Facebook’s popular instant messaging app WhatsApp has yet another series of flaws that could let attackers alter your messages. The flaws have been made public recently by CheckPoint researchers at the on-going Black Hat Conference. The demo was just a follow-up to the already WhatsApp vulnerability research paper published last year by the firm.
One flaw involves WhatsApp’s message quoting feature, by changing the sender of the message even if he/she is not a participant of the group. The second flaw involves alteration of a reply in what the researcher’s term as to “put words in people’s mouths.”
The third flaw is a trick that duped users into thinking they are replying to a public group message “masked” as a private one hence letting users in the group see the whole conversation. No need to worry about the last one, it was already patched by Facebook.
Most importantly, these flaws do not interfere whatsoever with WhatsApp’s end-to-end encryption.
“You can completely change what someone says,” Mr Vanunu, one of the researchers said. “You can completely manipulate every character in the quote.”
Facebook was already aware of the bugs, but the company failed to act on them last year because “limitations that can’t be solved due to their structure and architecture.” Facebook admitted that patching the remaining flaws could render major usability problems to the app.
Despite the sheer limitations of ironing the bugs that Facebook blamed on Android, CheckPoint researchers believe the flaws need attention. CheckPoint told the BBC, “There is a big problem with fake news and manipulation … We cannot like put it aside and say: ‘Okay, this is not happening.'”

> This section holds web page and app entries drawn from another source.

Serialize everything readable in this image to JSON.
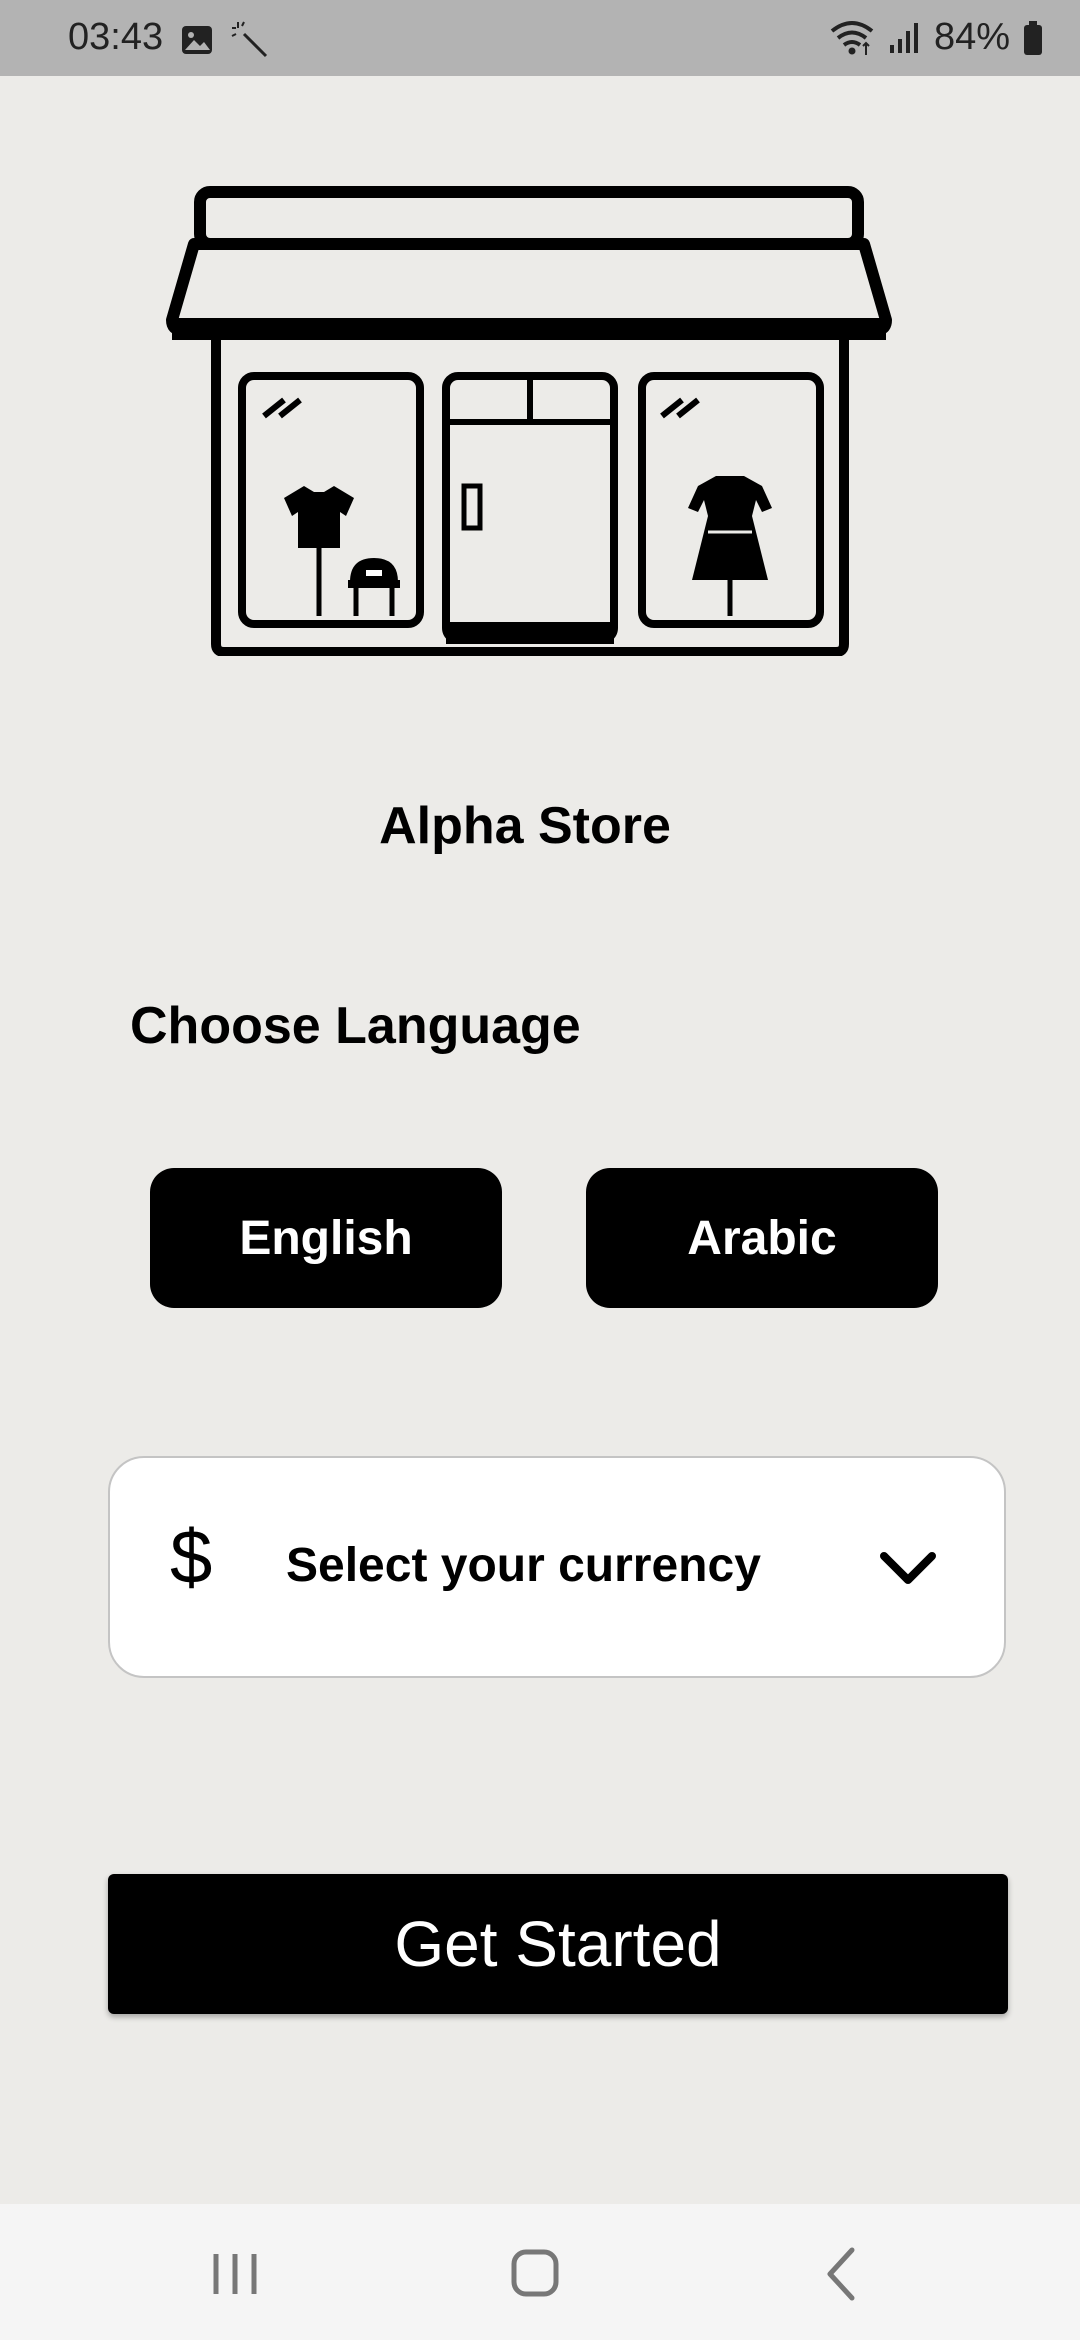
{
  "status_bar": {
    "time": "03:43",
    "battery": "84%",
    "icons": [
      "image-icon",
      "magic-wand-icon",
      "wifi-icon",
      "signal-icon",
      "battery-icon"
    ]
  },
  "app": {
    "store_name": "Alpha Store",
    "choose_language_label": "Choose Language",
    "languages": [
      "English",
      "Arabic"
    ],
    "currency": {
      "icon_symbol": "$",
      "placeholder": "Select your currency"
    },
    "get_started_label": "Get Started"
  },
  "nav_bar": {
    "buttons": [
      "recents",
      "home",
      "back"
    ]
  },
  "colors": {
    "background": "#ecebe8",
    "button": "#000000",
    "button_text": "#ffffff",
    "status_bar": "#b3b3b3",
    "nav_bar": "#f5f5f5"
  }
}
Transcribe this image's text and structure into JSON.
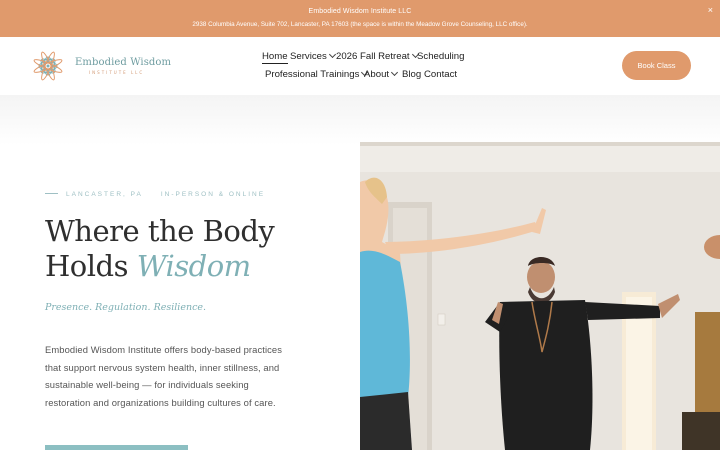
{
  "announcement": {
    "title": "Embodied Wisdom Institute LLC",
    "address": "2938 Columbia Avenue, Suite 702, Lancaster, PA 17603 (the space is within the Meadow Grove Counseling, LLC office).",
    "close": "×"
  },
  "logo": {
    "name": "Embodied Wisdom",
    "sub": "INSTITUTE LLC"
  },
  "nav": {
    "home": "Home",
    "services": "Services",
    "retreat": "2026 Fall Retreat",
    "scheduling": "Scheduling",
    "trainings": "Professional Trainings",
    "about": "About",
    "blog": "Blog",
    "contact": "Contact"
  },
  "book_button": "Book Class",
  "hero": {
    "location": "LANCASTER, PA",
    "mode": "IN-PERSON & ONLINE",
    "title_line1": "Where the Body",
    "title_line2_plain": "Holds ",
    "title_line2_accent": "Wisdom",
    "tagline": "Presence. Regulation. Resilience.",
    "description": "Embodied Wisdom Institute offers body-based practices that support nervous system health, inner stillness, and sustainable well-being — for individuals seeking restoration and organizations building cultures of care."
  },
  "colors": {
    "accent_orange": "#e09a6c",
    "accent_teal": "#7fb0b5",
    "text_dark": "#2f2f2f"
  }
}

(Updated 9th August 2019: Facebook response included)
In response to the matter, a Facebook spokesperson said, “We carefully reviewed this issue a year ago and it is false to suggest there is a vulnerability with the security we provide on WhatsApp.”
“The scenario described here is merely the mobile equivalent of altering replies in an email thread to make it look like something a person didn’t write.
“We need to be mindful that addressing concerns raised by these researchers could make WhatsApp less private – such as storing information about the origin of messages.”